(Collected data)
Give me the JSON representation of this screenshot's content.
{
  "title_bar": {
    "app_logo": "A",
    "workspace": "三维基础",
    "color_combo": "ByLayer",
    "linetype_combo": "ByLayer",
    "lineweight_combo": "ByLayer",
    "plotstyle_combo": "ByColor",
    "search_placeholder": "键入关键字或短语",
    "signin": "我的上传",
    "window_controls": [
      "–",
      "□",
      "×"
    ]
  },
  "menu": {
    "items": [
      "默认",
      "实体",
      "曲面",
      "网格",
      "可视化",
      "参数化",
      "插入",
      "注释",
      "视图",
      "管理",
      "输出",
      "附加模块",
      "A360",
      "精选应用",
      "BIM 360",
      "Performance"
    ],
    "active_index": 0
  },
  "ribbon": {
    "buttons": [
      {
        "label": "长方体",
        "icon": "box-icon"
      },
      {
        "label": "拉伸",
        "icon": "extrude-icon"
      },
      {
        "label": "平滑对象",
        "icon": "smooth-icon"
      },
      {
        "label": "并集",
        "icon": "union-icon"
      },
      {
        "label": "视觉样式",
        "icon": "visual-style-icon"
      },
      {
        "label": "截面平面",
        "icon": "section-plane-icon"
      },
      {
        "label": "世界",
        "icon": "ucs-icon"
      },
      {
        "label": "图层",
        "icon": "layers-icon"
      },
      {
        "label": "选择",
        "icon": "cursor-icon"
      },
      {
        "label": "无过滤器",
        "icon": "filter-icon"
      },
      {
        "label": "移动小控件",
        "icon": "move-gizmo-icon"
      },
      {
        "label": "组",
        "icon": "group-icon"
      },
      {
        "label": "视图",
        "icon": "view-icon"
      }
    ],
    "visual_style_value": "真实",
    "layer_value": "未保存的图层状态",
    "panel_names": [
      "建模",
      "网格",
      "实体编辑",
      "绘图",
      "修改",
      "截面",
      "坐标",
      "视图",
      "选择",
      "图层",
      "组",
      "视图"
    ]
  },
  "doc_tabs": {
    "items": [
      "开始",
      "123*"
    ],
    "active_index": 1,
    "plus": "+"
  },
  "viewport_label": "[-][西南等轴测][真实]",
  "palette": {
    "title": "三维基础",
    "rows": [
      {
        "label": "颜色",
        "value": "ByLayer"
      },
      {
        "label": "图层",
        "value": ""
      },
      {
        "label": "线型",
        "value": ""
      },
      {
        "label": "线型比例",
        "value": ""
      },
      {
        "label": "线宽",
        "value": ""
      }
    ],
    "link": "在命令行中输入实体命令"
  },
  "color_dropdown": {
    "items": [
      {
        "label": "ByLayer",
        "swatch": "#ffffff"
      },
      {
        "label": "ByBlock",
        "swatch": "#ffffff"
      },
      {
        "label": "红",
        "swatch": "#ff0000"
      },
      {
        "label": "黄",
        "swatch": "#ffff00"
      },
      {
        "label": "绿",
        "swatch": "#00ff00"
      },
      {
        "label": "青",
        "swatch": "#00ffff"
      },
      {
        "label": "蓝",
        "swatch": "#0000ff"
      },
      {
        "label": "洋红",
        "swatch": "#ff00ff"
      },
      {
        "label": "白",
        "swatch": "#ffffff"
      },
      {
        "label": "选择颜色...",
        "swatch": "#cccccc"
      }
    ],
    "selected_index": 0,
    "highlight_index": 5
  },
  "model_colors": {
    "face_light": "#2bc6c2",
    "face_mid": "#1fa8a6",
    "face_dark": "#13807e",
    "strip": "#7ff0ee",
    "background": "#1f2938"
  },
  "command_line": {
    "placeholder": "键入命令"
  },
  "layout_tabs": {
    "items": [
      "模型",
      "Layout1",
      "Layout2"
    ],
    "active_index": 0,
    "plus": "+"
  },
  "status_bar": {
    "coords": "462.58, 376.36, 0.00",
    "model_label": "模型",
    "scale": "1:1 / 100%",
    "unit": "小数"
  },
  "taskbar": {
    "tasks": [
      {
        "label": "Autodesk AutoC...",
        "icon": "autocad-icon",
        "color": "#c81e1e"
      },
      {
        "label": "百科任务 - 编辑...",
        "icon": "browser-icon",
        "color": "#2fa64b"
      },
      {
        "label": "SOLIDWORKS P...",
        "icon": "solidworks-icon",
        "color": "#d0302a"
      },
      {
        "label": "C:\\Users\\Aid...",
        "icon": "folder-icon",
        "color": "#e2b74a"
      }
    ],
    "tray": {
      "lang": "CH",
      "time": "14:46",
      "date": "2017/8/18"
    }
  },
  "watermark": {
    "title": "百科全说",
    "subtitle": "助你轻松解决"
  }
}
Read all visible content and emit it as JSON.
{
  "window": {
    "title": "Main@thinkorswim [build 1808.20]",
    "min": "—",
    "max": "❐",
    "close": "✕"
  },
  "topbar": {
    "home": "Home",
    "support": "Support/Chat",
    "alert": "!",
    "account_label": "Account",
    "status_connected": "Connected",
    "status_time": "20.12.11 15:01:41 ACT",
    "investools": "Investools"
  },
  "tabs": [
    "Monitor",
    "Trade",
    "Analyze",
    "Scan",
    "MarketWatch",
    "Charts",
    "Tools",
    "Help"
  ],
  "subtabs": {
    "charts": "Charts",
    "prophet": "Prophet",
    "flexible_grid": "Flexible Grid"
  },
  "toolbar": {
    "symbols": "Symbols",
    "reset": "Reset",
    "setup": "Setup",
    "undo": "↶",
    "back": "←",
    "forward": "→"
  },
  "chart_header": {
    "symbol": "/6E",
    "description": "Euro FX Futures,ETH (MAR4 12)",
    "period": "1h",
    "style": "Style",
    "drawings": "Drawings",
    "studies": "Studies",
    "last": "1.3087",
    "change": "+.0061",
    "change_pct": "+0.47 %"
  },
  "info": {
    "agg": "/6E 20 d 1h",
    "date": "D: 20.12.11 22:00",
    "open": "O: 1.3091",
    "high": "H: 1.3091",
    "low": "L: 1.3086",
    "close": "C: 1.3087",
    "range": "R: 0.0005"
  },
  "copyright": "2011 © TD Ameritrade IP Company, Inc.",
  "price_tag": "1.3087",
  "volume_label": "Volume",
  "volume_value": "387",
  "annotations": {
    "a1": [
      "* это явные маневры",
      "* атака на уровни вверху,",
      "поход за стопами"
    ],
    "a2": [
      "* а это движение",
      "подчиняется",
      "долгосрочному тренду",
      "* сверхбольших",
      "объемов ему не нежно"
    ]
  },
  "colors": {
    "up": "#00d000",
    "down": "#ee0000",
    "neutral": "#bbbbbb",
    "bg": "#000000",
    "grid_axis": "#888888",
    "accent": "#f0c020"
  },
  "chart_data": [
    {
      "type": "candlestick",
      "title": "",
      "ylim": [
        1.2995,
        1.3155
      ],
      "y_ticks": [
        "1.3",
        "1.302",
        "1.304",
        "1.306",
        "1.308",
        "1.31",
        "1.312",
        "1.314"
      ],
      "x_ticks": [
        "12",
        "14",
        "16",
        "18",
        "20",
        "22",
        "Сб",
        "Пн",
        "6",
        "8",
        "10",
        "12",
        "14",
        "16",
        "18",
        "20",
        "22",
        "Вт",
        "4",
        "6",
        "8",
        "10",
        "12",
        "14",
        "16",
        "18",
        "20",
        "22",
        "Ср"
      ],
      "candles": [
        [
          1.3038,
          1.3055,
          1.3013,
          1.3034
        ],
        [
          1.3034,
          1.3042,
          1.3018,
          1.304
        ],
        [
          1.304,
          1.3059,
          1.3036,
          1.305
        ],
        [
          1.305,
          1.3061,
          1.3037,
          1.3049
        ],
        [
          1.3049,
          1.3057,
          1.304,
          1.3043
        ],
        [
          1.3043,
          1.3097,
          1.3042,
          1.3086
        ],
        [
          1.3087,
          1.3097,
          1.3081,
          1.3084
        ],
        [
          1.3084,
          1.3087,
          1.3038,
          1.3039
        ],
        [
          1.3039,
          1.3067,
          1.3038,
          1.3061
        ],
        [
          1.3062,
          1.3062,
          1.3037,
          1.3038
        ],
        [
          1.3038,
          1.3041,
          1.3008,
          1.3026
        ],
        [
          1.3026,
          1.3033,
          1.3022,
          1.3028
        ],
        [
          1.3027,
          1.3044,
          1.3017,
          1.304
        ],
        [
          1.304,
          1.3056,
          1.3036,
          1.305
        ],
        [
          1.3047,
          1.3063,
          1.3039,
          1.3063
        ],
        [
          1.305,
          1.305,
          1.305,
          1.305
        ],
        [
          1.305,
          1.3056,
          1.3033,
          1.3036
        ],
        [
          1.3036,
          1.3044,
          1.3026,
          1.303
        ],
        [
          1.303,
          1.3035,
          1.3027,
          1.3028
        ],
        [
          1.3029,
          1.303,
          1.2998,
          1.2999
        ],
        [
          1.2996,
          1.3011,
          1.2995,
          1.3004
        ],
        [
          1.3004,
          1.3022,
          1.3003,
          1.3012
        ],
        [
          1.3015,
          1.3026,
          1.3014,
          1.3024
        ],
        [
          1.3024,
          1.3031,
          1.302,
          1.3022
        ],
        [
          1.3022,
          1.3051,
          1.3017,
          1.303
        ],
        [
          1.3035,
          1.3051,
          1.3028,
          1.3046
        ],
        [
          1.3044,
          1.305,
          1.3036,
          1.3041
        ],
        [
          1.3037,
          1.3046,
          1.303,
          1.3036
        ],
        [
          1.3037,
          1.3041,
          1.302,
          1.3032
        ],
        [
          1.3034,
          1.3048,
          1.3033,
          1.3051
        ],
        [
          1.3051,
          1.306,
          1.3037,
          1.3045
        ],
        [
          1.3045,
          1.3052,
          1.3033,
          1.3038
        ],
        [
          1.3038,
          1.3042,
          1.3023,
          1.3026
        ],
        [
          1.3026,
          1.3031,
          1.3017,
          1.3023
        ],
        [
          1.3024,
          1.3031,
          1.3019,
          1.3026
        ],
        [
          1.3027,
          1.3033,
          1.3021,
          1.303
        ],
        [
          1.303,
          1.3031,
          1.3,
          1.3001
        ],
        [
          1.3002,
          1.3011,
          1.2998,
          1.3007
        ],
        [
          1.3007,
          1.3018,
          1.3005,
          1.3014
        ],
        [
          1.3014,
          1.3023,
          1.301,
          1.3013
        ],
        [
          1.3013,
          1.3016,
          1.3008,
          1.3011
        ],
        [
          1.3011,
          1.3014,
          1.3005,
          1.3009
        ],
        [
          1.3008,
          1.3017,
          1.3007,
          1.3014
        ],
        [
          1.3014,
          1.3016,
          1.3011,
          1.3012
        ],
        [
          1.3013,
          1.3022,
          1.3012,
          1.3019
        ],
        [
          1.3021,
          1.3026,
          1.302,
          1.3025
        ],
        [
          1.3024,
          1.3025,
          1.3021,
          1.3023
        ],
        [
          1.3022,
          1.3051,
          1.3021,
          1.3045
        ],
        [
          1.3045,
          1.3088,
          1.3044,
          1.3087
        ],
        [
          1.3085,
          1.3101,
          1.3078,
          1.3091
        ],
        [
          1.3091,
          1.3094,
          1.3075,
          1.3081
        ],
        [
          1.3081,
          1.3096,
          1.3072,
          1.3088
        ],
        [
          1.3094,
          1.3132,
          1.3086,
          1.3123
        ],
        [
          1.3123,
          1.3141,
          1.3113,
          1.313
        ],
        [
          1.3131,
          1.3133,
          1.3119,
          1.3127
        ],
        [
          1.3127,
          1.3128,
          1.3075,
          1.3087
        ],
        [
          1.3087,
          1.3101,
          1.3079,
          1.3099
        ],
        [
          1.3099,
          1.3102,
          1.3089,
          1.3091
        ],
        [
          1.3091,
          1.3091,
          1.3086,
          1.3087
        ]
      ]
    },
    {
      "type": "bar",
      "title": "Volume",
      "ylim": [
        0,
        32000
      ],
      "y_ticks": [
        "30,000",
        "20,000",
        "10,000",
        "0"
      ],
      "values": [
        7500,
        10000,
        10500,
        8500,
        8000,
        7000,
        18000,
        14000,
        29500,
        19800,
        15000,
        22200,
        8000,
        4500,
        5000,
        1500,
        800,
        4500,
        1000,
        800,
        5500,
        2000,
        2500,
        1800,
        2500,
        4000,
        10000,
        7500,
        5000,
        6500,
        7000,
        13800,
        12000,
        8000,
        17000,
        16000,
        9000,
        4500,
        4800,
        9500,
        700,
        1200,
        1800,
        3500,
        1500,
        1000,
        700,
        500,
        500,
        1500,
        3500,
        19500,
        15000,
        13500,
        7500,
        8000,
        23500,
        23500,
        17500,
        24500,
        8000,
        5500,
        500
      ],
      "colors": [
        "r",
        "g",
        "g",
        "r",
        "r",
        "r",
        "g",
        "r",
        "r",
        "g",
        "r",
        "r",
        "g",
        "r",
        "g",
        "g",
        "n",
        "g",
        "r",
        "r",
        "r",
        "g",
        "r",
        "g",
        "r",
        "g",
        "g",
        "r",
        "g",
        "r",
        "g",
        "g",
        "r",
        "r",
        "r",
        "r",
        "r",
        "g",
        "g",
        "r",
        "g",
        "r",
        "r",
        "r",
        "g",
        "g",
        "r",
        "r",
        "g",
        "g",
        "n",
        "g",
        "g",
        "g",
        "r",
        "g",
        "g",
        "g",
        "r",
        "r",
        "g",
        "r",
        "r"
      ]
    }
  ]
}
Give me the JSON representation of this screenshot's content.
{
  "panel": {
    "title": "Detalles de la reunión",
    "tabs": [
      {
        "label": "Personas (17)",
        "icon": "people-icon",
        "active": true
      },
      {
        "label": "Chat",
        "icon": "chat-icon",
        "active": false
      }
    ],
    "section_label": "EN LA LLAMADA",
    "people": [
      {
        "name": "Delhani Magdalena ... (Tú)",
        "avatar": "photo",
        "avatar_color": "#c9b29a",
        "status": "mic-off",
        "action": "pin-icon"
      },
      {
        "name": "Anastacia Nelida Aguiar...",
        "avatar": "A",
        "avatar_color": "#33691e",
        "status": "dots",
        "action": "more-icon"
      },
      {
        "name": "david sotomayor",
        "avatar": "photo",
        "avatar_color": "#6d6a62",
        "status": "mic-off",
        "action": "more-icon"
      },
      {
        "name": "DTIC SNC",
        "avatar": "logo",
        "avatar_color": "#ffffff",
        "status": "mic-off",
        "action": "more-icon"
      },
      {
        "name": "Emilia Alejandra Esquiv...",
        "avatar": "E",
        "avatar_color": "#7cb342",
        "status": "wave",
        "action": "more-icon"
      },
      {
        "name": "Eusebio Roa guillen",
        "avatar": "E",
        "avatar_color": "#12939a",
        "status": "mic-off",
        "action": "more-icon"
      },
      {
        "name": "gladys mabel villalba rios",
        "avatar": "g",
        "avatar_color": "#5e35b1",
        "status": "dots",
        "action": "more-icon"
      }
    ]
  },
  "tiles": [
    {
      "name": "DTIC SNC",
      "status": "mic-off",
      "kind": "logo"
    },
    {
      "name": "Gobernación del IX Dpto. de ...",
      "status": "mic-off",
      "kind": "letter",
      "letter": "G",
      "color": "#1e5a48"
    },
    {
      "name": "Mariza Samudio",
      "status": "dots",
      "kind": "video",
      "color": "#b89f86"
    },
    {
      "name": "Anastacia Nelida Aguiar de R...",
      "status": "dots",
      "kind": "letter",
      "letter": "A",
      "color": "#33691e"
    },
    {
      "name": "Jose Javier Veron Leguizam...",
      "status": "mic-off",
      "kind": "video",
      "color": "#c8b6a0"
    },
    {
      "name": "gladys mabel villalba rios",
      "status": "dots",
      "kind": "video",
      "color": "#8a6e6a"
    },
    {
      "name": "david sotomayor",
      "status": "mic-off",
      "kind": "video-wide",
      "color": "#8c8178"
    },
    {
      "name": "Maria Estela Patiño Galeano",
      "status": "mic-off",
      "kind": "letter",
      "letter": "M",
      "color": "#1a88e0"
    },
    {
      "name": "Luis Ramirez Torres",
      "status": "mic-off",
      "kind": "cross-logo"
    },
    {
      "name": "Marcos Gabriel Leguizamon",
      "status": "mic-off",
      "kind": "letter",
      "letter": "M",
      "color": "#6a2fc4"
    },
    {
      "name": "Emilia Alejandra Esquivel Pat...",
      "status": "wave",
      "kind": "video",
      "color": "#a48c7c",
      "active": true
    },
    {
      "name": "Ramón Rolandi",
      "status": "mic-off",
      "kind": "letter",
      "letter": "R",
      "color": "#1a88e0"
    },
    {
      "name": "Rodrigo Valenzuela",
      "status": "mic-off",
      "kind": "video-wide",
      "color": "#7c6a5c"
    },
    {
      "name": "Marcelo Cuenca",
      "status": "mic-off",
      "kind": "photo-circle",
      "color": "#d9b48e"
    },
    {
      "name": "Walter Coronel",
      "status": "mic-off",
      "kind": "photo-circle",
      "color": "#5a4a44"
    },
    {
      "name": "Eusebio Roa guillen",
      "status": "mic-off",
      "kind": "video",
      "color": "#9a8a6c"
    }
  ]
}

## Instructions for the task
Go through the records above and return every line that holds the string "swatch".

## Task solution
        "swatch": "#ffffff"
        "swatch": "#ffffff"
        "swatch": "#ff0000"
        "swatch": "#ffff00"
        "swatch": "#00ff00"
        "swatch": "#00ffff"
        "swatch": "#0000ff"
        "swatch": "#ff00ff"
        "swatch": "#ffffff"
        "swatch": "#cccccc"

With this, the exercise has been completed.